Since the latest “Industrial Revolution” dubbed 4.0 back in 2010-11, IoT (Internet of Things), or more specifically in this instance IIoT (Industrial Internet of Things), has boomed over the last few years, and on a daily basis, we are contacted by companies looking to incorporate IoT based ideas. As a result of this constant increase, we come across lots of new solutions for businesses with new and improved challenges.
IoT in the workplace is expected to increase in revenue to $250B by 2020, with 50% of this spending to be driven by manufacturing, transportation, logistics and utilities (predictions from Boston Consulting Group's market analysis). As one of the fastest growing areas to incorporating IOT, Warehouses and manufacturing plants are becoming even more challenging as they put more emphasis on the importance of real-time data, and streamlining the workload/workforce.
Below, we've outlined a few requests we have helped to facilitate and how this has changed the business and helped to gather the meaningful data they've been missing out on previously.
Currently, warehouses across the country all use forklifts in order to move the bigger stock items around the warehouse and assist with the picking process from order to delivery. With recent technological advances, APIs have been created to run such vehicles with software to guide them around the warehouse and take such requests for items automatically.

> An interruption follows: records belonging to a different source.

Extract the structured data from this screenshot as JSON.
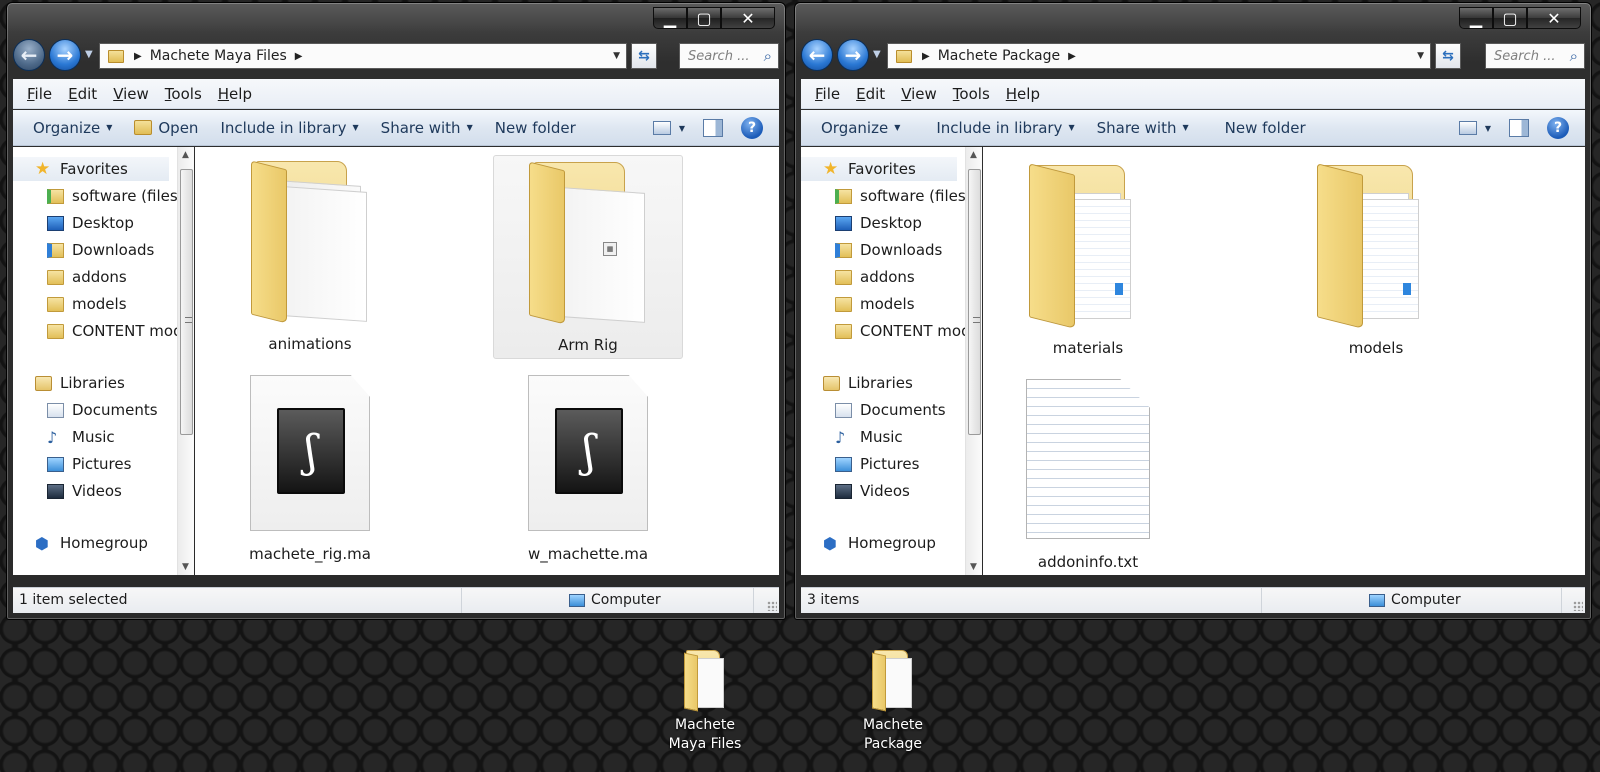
{
  "left_window": {
    "address": {
      "crumb": "Machete Maya Files"
    },
    "search_placeholder": "Search ...",
    "menu": [
      "File",
      "Edit",
      "View",
      "Tools",
      "Help"
    ],
    "commands": {
      "organize": "Organize",
      "open": "Open",
      "include": "Include in library",
      "share": "Share with",
      "new_folder": "New folder"
    },
    "nav": {
      "favorites": "Favorites",
      "fav_items": [
        "software (filese",
        "Desktop",
        "Downloads",
        "addons",
        "models",
        "CONTENT mod"
      ],
      "libraries": "Libraries",
      "lib_items": [
        "Documents",
        "Music",
        "Pictures",
        "Videos"
      ],
      "homegroup": "Homegroup"
    },
    "items": [
      {
        "name": "animations",
        "type": "folder",
        "selected": false
      },
      {
        "name": "Arm Rig",
        "type": "folder",
        "selected": true
      },
      {
        "name": "machete_rig.ma",
        "type": "maya-file",
        "selected": false
      },
      {
        "name": "w_machette.ma",
        "type": "maya-file",
        "selected": false
      }
    ],
    "status": {
      "count": "1 item selected",
      "zone": "Computer"
    }
  },
  "right_window": {
    "address": {
      "crumb": "Machete Package"
    },
    "search_placeholder": "Search ...",
    "menu": [
      "File",
      "Edit",
      "View",
      "Tools",
      "Help"
    ],
    "commands": {
      "organize": "Organize",
      "include": "Include in library",
      "share": "Share with",
      "new_folder": "New folder"
    },
    "nav": {
      "favorites": "Favorites",
      "fav_items": [
        "software (filese",
        "Desktop",
        "Downloads",
        "addons",
        "models",
        "CONTENT mod"
      ],
      "libraries": "Libraries",
      "lib_items": [
        "Documents",
        "Music",
        "Pictures",
        "Videos"
      ],
      "homegroup": "Homegroup"
    },
    "items": [
      {
        "name": "materials",
        "type": "folder"
      },
      {
        "name": "models",
        "type": "folder"
      },
      {
        "name": "addoninfo.txt",
        "type": "text-file"
      }
    ],
    "status": {
      "count": "3 items",
      "zone": "Computer"
    }
  },
  "desktop": {
    "icons": [
      {
        "line1": "Machete",
        "line2": "Maya Files"
      },
      {
        "line1": "Machete",
        "line2": "Package"
      }
    ]
  },
  "colors": {
    "accent": "#1e395b",
    "selection": "#ececec",
    "desktop": "#101010"
  }
}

A Wireless radio is built in to the forklift, and a robust and resilient WLAN network is set up in the warehouse to provide 100% coverage and redundancy in the event of an AP failure. From here, once an order is received and processed, the location of the items and drop off points are passed to the forklift over the wireless while you sit back and watch.
Extending this option to external stock yards will be the next challenge, but I'm sure it won't be long before this comes up.
The idea of asset management is for the business to be able to locate and monitor what they consider to be key assets, tasks, or points of failure along the supply chain to optimize reporting, maintain stock levels, and prevent quality issues.
In warehouses or manufacturing plants, sensors can help track the location of an item around the site till confirmed on a delivery, or tablet based check points can help to monitor the progress of an item being built or made on site.
One example would be real-time analytics for a fresh produce site, where large scale fridges and freezers need to be kept at constant temperature ranges in order to keep perishable goods fresh. Each area would need temperature sensors to be installed, a processing unit and a wireless radio, transmitting back to a main server via APIs. If a sensor picks up a change in the temperatures, staff can be notified in order to rectify the faults as soon as possible.
With the growth of both data and devices and what they can offer, can inspire a new vision for any company. Having a seamless, secure and scalable network structure can help companies to streamline their operational efficiency, and their productivity. The movement to an integrated infrastructure enables the company to do more with less, and make more informed business decisions through real-time captured data and check points.
It's up to each company to decide their own future when it comes to embracing the potential for IIoT, but from design and installation, through to the integration and day to day usage-assistance can be given to develop an infrastructure, replacing basic networks that won't support the company's future needs.
If you would like any further information or understanding, give DigitalAir a call on 0800 310 2050